Allianz Global Investors has laid off its Asia Pacific chief investment officer for multi-asset as part of a decision to do away with regional CIOs for the multi-asset division.

Stefan Nixel, who had worked at the German firm for some 14 years, left on April 6, as the dire economic implications of the Covid-19 outbreak were becoming increasingly clear. The removal of a management layer has also resulted in the recent departure of Nixel's US counterpart, Giorgio Carlino.

Stefan Nixel
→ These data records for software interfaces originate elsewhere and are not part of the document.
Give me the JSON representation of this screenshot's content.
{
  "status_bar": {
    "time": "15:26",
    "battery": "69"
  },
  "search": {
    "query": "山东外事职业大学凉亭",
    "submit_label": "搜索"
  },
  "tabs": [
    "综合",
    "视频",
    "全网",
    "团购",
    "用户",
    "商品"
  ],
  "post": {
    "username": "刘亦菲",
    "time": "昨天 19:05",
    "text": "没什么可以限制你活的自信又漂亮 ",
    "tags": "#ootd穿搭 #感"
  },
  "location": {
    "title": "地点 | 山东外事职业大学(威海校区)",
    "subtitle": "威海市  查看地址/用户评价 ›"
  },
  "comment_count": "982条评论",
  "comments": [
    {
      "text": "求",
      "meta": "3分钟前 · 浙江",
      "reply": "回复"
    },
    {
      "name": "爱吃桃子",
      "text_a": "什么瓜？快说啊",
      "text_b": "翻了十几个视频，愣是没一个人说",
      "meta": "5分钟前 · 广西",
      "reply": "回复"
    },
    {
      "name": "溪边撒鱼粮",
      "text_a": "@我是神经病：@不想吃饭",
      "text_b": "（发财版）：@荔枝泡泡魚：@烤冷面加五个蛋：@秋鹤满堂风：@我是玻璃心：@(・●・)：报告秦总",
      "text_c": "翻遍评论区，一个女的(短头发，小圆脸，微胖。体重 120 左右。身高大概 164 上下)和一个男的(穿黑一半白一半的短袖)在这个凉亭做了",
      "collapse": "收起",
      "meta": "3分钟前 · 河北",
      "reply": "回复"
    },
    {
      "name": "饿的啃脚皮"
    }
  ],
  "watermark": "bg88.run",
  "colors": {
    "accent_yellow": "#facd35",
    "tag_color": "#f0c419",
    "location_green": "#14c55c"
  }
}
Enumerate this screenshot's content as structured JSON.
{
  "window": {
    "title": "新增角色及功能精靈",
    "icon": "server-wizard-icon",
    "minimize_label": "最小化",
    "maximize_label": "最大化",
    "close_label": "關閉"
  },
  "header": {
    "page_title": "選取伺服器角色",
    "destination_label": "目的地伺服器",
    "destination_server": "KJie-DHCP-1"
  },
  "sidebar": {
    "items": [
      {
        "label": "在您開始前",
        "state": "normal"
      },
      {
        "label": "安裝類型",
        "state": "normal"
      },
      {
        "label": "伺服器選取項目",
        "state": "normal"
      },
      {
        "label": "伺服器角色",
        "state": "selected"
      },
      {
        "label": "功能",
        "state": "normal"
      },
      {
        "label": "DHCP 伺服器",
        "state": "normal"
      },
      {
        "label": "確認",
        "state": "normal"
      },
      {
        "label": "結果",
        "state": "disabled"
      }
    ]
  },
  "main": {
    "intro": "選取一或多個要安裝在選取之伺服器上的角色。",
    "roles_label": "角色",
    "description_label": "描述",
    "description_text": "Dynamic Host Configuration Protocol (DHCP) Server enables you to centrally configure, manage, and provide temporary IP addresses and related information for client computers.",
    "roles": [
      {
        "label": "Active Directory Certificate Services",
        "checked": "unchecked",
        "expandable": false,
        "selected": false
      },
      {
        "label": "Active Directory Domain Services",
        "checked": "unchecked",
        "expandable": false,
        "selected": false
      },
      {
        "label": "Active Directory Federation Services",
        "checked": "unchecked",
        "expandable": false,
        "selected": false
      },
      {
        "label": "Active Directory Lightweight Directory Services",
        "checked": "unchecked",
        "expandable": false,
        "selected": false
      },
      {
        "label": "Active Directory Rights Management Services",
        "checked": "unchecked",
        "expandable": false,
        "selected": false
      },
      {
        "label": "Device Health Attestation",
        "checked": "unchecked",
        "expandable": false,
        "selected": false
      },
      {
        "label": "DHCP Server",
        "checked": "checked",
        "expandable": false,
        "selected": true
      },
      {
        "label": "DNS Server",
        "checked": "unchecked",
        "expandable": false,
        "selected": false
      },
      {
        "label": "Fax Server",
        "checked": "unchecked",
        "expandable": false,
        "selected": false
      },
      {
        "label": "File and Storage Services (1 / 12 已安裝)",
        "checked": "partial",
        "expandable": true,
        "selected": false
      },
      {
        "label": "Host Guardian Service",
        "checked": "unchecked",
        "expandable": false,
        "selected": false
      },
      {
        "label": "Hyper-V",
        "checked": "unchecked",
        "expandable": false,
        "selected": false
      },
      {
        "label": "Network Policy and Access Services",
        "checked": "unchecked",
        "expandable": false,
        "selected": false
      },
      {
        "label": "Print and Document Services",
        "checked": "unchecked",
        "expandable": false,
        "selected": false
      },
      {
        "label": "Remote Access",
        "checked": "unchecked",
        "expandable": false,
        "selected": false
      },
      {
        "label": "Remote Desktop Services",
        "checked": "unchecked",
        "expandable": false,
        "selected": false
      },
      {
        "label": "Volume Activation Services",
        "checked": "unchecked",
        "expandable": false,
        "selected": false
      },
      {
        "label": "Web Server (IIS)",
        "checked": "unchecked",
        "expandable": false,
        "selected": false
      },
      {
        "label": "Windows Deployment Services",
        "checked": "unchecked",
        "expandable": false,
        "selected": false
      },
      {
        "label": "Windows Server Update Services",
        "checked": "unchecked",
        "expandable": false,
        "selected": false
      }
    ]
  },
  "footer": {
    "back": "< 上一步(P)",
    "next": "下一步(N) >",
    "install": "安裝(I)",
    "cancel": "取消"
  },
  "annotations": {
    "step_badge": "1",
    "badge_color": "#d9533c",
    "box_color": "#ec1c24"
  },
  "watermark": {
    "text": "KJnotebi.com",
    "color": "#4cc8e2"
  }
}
There will be no change of process in Asia as a result of Nixel’s departure, including in respect of how the portfolios are run, a company spokeswoman told AsianInvestor. The regional multi-asset team was eight-strong at one point in 2017, but the firm declined to comment on its current size.

A London-based spokesman for AllianzGI said: "[The changes are] about evolving our investment proposition to ensure it continues to best meet the needs of our clients." They are not related to the coronavirus pandemic, he added. 


Nixel had joined the firm as Frankfurt-based senior portfolio manager for multi-asset in 2005 and relocated to Hong Kong to take up the CIO role five years ago. He had also worked for the firm in Tokyo and Shanghai, according his LinkedIn profile. Nixel could not be reached for comment.

The multi-asset team in Asia Pacific now reports directly to New York-based Thomas Zimmerer, global head of multi-asset investments, the spokeswoman said.

Zimmerer took up his current role in January, having previously served as global co-head of multi-asset alongside Carlino since January 2019, until the latter’s departure this year. The Europe CIO for multi-asset, Ingo Meinert, remains in place.

Thomas Zimmerer

Having worked at AllianzGI since 2001, Carlino had headed the US multi-asset team and lead-managed the the firm's global allocation fund since early 2015, said a note by research house Morningstar. Portfolio manager Heather Bergman took on the strategy when he left, the note added.

With Carlino's departure, AllianzGI "simplified the multi-asset leadership set-up" by moving away from the co-head structure, the London-based spokesman said.

When contacted by AsianInvestor, Carlino said he had parted with AllianzGI on good terms and was now considering a couple of work opportunities.

AllianzGI was among the many fund houses that rushed to build out multi-asset teams in Asia during 2016 and 2017. As of March 2019 it had €141 billion ($150.5 billion) in such strategies, 26% of its global AUM at that time, but declined to say how much of that was in Asia.


However, many fund managers have been struggling to perform this year, “hence pressure is mounting”, a Singapore-based recruiter told AsianInvestor.

"It’s too early to say what other houses will do with their multi-asset teams," he said. "Most are aware that re-hiring these folks has not been easy and getting rid of them now may come back to bite them when they need to rehire.”

After all, there remains demand for such strategies in the region: in December, Chinese insurer CPIC chose five managers for its first dedicated global multi-asset mandate. 

Stil, it may be that the weaker, less profitable performers are forced into cuts in the multi-asset space – as in other investment segments – given the bleak economic outlook. That would continue a trend from the past year or so amid a tough environment, particularly for active fund managers.

Aberdeen Standard Investments (ASI) saw its head of Hong Kong and Asia-Pacific head of real estate leave in April and December, respectively. Hong Kong-based David Lam and Singapore-based Kang Puay-Ju, who was also global head of the real estate multi-manager team, had their duties absorbed internally.

Other firms to have pared headcounts in Asia in recent months include Barings, BlackRock and Value Partners. Moreover, the trend of consolidating for cost-efficiency and scale has continued with the merger of US rivals Franklin Templeton and Legg Mason.